### ACTION ITEM
Return every record below exactly.

★ ★ ★ ★ ★

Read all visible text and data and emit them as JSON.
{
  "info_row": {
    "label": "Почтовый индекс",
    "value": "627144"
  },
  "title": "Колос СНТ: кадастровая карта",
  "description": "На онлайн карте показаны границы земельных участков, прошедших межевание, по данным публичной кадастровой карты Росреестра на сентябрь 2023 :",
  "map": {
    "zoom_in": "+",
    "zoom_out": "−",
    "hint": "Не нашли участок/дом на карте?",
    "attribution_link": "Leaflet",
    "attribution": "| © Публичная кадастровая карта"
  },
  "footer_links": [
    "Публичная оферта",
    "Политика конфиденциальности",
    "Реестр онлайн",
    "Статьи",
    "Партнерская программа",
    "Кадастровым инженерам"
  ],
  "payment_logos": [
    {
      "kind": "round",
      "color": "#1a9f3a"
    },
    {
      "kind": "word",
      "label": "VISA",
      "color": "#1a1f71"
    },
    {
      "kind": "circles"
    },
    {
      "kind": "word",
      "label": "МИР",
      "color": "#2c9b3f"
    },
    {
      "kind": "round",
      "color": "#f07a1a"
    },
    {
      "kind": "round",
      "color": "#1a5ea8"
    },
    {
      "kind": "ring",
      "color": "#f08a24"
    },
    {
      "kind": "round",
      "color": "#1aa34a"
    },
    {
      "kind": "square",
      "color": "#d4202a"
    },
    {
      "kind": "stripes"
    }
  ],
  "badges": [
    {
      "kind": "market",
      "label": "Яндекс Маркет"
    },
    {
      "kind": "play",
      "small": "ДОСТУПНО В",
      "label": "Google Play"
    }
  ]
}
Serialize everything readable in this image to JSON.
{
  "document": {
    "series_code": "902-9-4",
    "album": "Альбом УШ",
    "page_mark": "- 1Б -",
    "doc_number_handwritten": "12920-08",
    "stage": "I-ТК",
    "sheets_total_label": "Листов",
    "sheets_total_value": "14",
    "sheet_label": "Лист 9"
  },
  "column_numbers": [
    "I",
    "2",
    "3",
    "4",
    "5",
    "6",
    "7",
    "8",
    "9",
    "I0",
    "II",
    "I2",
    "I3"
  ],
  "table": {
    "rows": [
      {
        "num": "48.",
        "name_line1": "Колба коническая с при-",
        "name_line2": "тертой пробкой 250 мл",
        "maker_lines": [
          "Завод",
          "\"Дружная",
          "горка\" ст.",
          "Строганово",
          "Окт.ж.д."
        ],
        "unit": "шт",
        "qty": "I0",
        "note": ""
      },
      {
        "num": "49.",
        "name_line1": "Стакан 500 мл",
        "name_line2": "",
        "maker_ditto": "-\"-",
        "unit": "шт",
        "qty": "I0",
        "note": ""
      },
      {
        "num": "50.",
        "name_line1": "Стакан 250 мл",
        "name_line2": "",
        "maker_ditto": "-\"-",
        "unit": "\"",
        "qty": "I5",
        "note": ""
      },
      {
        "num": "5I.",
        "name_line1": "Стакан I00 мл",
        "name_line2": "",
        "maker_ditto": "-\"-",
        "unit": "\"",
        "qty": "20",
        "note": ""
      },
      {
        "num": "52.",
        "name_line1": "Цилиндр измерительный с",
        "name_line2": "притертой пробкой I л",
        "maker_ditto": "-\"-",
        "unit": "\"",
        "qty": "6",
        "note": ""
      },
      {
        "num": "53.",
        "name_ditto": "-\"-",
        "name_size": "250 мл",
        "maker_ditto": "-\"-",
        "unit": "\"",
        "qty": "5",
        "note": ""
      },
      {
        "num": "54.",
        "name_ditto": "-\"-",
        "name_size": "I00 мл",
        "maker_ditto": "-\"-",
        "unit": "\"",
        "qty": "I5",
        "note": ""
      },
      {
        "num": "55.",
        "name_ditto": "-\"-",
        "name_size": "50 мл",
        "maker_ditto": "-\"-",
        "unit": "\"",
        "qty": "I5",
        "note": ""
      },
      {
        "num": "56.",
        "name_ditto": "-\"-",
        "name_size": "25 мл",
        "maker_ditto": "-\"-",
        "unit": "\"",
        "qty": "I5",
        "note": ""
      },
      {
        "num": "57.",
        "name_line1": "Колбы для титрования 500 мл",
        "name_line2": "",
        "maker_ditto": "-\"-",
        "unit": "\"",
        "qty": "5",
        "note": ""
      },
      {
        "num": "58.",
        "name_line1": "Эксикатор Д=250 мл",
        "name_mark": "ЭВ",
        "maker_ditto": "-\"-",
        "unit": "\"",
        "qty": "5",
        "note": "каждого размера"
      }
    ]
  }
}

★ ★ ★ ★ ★

### EXERCISE RESULT
Read all visible text and data and emit them as JSON.
{
  "info_row": {
    "label": "Почтовый индекс",
    "value": "627144"
  },
  "title": "Колос СНТ: кадастровая карта",
  "description": "На онлайн карте показаны границы земельных участков, прошедших межевание, по данным публичной кадастровой карты Росреестра на сентябрь 2023 :",
  "map": {
    "zoom_in": "+",
    "zoom_out": "−",
    "hint": "Не нашли участок/дом на карте?",
    "attribution_link": "Leaflet",
    "attribution": "| © Публичная кадастровая карта"
  },
  "footer_links": [
    "Публичная оферта",
    "Политика конфиденциальности",
    "Реестр онлайн",
    "Статьи",
    "Партнерская программа",
    "Кадастровым инженерам"
  ],
  "payment_logos": [
    {
      "kind": "round",
      "color": "#1a9f3a"
    },
    {
      "kind": "word",
      "label": "VISA",
      "color": "#1a1f71"
    },
    {
      "kind": "circles"
    },
    {
      "kind": "word",
      "label": "МИР",
      "color": "#2c9b3f"
    },
    {
      "kind": "round",
      "color": "#f07a1a"
    },
    {
      "kind": "round",
      "color": "#1a5ea8"
    },
    {
      "kind": "ring",
      "color": "#f08a24"
    },
    {
      "kind": "round",
      "color": "#1aa34a"
    },
    {
      "kind": "square",
      "color": "#d4202a"
    },
    {
      "kind": "stripes"
    }
  ],
  "badges": [
    {
      "kind": "market",
      "label": "Яндекс Маркет"
    },
    {
      "kind": "play",
      "small": "ДОСТУПНО В",
      "label": "Google Play"
    }
  ]
}
Serialize everything readable in this image to JSON.
{
  "document": {
    "series_code": "902-9-4",
    "album": "Альбом УШ",
    "page_mark": "- 1Б -",
    "doc_number_handwritten": "12920-08",
    "stage": "I-ТК",
    "sheets_total_label": "Листов",
    "sheets_total_value": "14",
    "sheet_label": "Лист 9"
  },
  "column_numbers": [
    "I",
    "2",
    "3",
    "4",
    "5",
    "6",
    "7",
    "8",
    "9",
    "I0",
    "II",
    "I2",
    "I3"
  ],
  "table": {
    "rows": [
      {
        "num": "48.",
        "name_line1": "Колба коническая с при-",
        "name_line2": "тертой пробкой 250 мл",
        "maker_lines": [
          "Завод",
          "\"Дружная",
          "горка\" ст.",
          "Строганово",
          "Окт.ж.д."
        ],
        "unit": "шт",
        "qty": "I0",
        "note": ""
      },
      {
        "num": "49.",
        "name_line1": "Стакан 500 мл",
        "name_line2": "",
        "maker_ditto": "-\"-",
        "unit": "шт",
        "qty": "I0",
        "note": ""
      },
      {
        "num": "50.",
        "name_line1": "Стакан 250 мл",
        "name_line2": "",
        "maker_ditto": "-\"-",
        "unit": "\"",
        "qty": "I5",
        "note": ""
      },
      {
        "num": "5I.",
        "name_line1": "Стакан I00 мл",
        "name_line2": "",
        "maker_ditto": "-\"-",
        "unit": "\"",
        "qty": "20",
        "note": ""
      },
      {
        "num": "52.",
        "name_line1": "Цилиндр измерительный с",
        "name_line2": "притертой пробкой I л",
        "maker_ditto": "-\"-",
        "unit": "\"",
        "qty": "6",
        "note": ""
      },
      {
        "num": "53.",
        "name_ditto": "-\"-",
        "name_size": "250 мл",
        "maker_ditto": "-\"-",
        "unit": "\"",
        "qty": "5",
        "note": ""
      },
      {
        "num": "54.",
        "name_ditto": "-\"-",
        "name_size": "I00 мл",
        "maker_ditto": "-\"-",
        "unit": "\"",
        "qty": "I5",
        "note": ""
      },
      {
        "num": "55.",
        "name_ditto": "-\"-",
        "name_size": "50 мл",
        "maker_ditto": "-\"-",
        "unit": "\"",
        "qty": "I5",
        "note": ""
      },
      {
        "num": "56.",
        "name_ditto": "-\"-",
        "name_size": "25 мл",
        "maker_ditto": "-\"-",
        "unit": "\"",
        "qty": "I5",
        "note": ""
      },
      {
        "num": "57.",
        "name_line1": "Колбы для титрования 500 мл",
        "name_line2": "",
        "maker_ditto": "-\"-",
        "unit": "\"",
        "qty": "5",
        "note": ""
      },
      {
        "num": "58.",
        "name_line1": "Эксикатор Д=250 мл",
        "name_mark": "ЭВ",
        "maker_ditto": "-\"-",
        "unit": "\"",
        "qty": "5",
        "note": "каждого размера"
      }
    ]
  }
}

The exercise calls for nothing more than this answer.